Excerpts from an interface dataset:
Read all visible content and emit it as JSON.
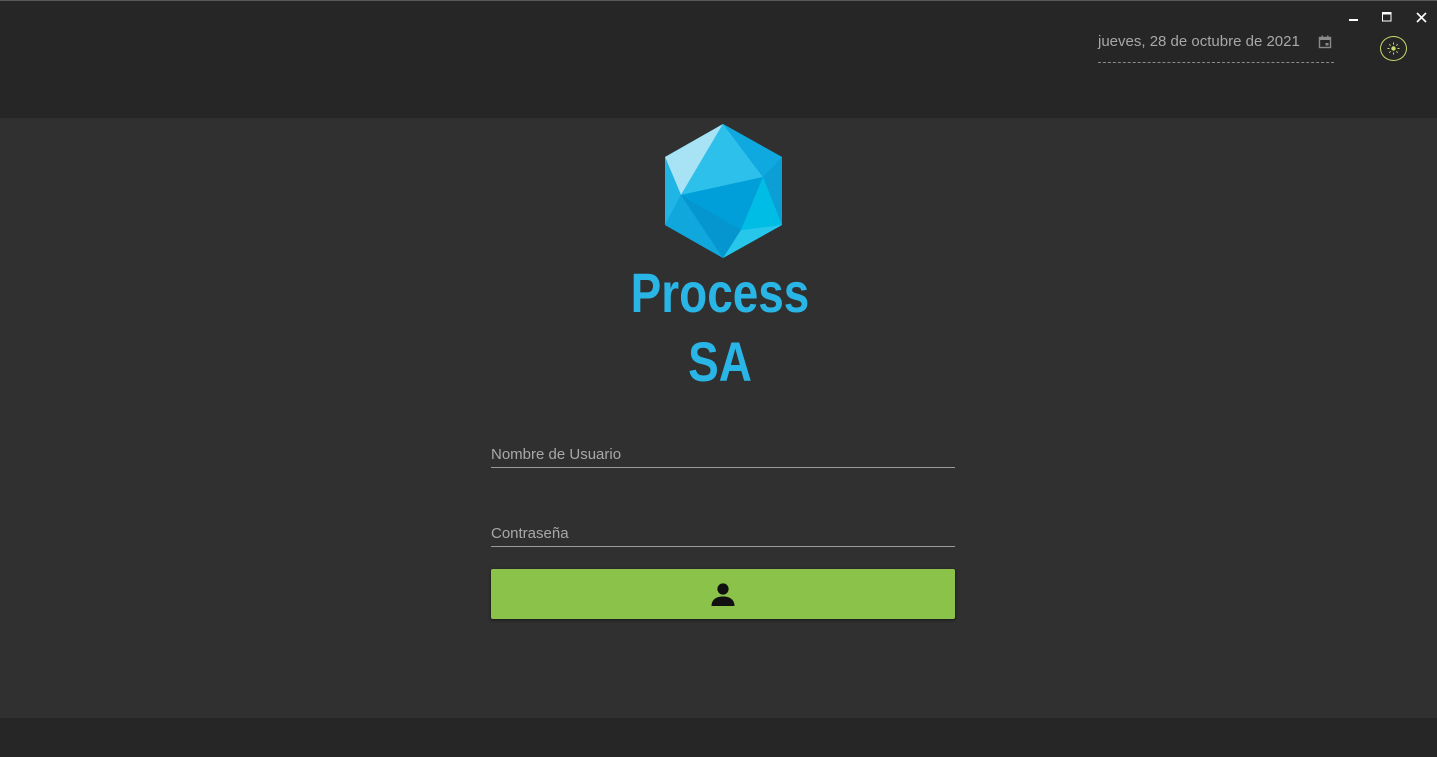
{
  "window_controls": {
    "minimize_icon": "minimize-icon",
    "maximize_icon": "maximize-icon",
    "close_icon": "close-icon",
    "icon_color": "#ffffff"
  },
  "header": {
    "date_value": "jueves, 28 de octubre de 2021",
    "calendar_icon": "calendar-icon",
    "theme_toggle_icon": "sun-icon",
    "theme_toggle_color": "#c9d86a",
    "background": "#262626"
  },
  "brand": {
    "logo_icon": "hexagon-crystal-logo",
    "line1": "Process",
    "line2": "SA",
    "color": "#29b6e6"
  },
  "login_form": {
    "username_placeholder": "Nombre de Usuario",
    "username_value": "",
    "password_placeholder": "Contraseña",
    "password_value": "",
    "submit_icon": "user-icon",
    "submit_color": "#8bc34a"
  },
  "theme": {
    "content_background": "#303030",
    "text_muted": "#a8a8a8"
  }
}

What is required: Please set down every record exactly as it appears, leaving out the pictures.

Problem solution:
Read all visible content and emit it as JSON.
{
  "window_controls": {
    "minimize_icon": "minimize-icon",
    "maximize_icon": "maximize-icon",
    "close_icon": "close-icon",
    "icon_color": "#ffffff"
  },
  "header": {
    "date_value": "jueves, 28 de octubre de 2021",
    "calendar_icon": "calendar-icon",
    "theme_toggle_icon": "sun-icon",
    "theme_toggle_color": "#c9d86a",
    "background": "#262626"
  },
  "brand": {
    "logo_icon": "hexagon-crystal-logo",
    "line1": "Process",
    "line2": "SA",
    "color": "#29b6e6"
  },
  "login_form": {
    "username_placeholder": "Nombre de Usuario",
    "username_value": "",
    "password_placeholder": "Contraseña",
    "password_value": "",
    "submit_icon": "user-icon",
    "submit_color": "#8bc34a"
  },
  "theme": {
    "content_background": "#303030",
    "text_muted": "#a8a8a8"
  }
}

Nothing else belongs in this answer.